> _TASK_:
Please reproduce, exactly and with nothing added, the line containing "Give me the" and every line after it to the end of the records.

> _RECORDS FOR THE TASK_:
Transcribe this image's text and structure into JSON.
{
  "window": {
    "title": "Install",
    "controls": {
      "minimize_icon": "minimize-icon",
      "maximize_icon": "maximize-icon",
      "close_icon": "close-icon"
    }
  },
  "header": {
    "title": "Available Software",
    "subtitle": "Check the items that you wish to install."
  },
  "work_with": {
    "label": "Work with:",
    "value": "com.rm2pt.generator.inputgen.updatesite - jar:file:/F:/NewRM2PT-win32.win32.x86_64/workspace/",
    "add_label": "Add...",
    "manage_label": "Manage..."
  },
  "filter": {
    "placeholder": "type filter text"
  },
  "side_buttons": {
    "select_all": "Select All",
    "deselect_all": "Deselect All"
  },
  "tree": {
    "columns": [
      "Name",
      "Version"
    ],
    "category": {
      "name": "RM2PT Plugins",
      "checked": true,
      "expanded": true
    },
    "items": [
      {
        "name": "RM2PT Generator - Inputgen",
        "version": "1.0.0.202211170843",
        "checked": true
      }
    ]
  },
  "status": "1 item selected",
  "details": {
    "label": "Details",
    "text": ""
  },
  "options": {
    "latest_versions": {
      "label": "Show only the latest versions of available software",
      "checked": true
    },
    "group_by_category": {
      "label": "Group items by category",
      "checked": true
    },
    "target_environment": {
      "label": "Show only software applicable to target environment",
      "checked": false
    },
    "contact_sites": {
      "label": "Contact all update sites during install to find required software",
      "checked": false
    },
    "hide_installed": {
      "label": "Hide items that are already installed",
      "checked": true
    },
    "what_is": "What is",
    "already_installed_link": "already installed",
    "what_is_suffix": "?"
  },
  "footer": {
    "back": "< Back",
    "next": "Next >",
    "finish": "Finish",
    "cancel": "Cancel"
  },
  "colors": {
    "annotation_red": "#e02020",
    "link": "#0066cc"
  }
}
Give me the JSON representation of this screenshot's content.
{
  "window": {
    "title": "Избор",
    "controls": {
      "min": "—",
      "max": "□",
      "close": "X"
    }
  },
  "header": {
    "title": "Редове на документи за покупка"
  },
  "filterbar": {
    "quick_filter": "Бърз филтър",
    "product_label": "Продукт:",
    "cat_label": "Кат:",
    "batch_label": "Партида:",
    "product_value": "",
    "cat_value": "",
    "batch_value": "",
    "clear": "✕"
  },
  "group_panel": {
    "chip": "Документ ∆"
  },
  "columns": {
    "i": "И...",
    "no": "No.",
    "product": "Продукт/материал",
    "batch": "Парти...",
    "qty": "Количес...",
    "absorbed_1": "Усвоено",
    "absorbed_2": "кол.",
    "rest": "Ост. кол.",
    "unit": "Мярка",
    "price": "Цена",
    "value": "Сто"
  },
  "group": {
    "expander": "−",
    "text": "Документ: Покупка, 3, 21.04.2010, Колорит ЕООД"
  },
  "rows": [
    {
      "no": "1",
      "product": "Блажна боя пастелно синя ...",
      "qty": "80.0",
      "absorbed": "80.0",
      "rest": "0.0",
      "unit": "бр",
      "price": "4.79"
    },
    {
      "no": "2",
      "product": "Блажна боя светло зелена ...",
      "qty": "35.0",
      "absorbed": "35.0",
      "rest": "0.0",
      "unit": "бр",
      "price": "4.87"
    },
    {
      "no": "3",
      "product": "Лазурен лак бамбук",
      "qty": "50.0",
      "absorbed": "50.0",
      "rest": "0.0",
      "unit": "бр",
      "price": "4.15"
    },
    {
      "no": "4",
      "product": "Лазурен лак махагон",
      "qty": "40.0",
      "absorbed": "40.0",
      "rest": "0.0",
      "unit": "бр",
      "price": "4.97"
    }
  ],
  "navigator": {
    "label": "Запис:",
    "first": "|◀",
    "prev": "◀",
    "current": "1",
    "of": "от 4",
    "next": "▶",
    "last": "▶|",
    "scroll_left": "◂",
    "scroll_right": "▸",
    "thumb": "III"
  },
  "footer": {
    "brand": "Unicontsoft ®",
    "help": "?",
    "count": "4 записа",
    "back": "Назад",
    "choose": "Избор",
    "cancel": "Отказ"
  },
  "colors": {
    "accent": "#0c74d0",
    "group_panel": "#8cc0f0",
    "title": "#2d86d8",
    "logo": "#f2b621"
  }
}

> _RESULT FOR THIS TASK_:
Give me the JSON representation of this screenshot's content.
{
  "window": {
    "title": "Избор",
    "controls": {
      "min": "—",
      "max": "□",
      "close": "X"
    }
  },
  "header": {
    "title": "Редове на документи за покупка"
  },
  "filterbar": {
    "quick_filter": "Бърз филтър",
    "product_label": "Продукт:",
    "cat_label": "Кат:",
    "batch_label": "Партида:",
    "product_value": "",
    "cat_value": "",
    "batch_value": "",
    "clear": "✕"
  },
  "group_panel": {
    "chip": "Документ ∆"
  },
  "columns": {
    "i": "И...",
    "no": "No.",
    "product": "Продукт/материал",
    "batch": "Парти...",
    "qty": "Количес...",
    "absorbed_1": "Усвоено",
    "absorbed_2": "кол.",
    "rest": "Ост. кол.",
    "unit": "Мярка",
    "price": "Цена",
    "value": "Сто"
  },
  "group": {
    "expander": "−",
    "text": "Документ: Покупка, 3, 21.04.2010, Колорит ЕООД"
  },
  "rows": [
    {
      "no": "1",
      "product": "Блажна боя пастелно синя ...",
      "qty": "80.0",
      "absorbed": "80.0",
      "rest": "0.0",
      "unit": "бр",
      "price": "4.79"
    },
    {
      "no": "2",
      "product": "Блажна боя светло зелена ...",
      "qty": "35.0",
      "absorbed": "35.0",
      "rest": "0.0",
      "unit": "бр",
      "price": "4.87"
    },
    {
      "no": "3",
      "product": "Лазурен лак бамбук",
      "qty": "50.0",
      "absorbed": "50.0",
      "rest": "0.0",
      "unit": "бр",
      "price": "4.15"
    },
    {
      "no": "4",
      "product": "Лазурен лак махагон",
      "qty": "40.0",
      "absorbed": "40.0",
      "rest": "0.0",
      "unit": "бр",
      "price": "4.97"
    }
  ],
  "navigator": {
    "label": "Запис:",
    "first": "|◀",
    "prev": "◀",
    "current": "1",
    "of": "от 4",
    "next": "▶",
    "last": "▶|",
    "scroll_left": "◂",
    "scroll_right": "▸",
    "thumb": "III"
  },
  "footer": {
    "brand": "Unicontsoft ®",
    "help": "?",
    "count": "4 записа",
    "back": "Назад",
    "choose": "Избор",
    "cancel": "Отказ"
  },
  "colors": {
    "accent": "#0c74d0",
    "group_panel": "#8cc0f0",
    "title": "#2d86d8",
    "logo": "#f2b621"
  }
}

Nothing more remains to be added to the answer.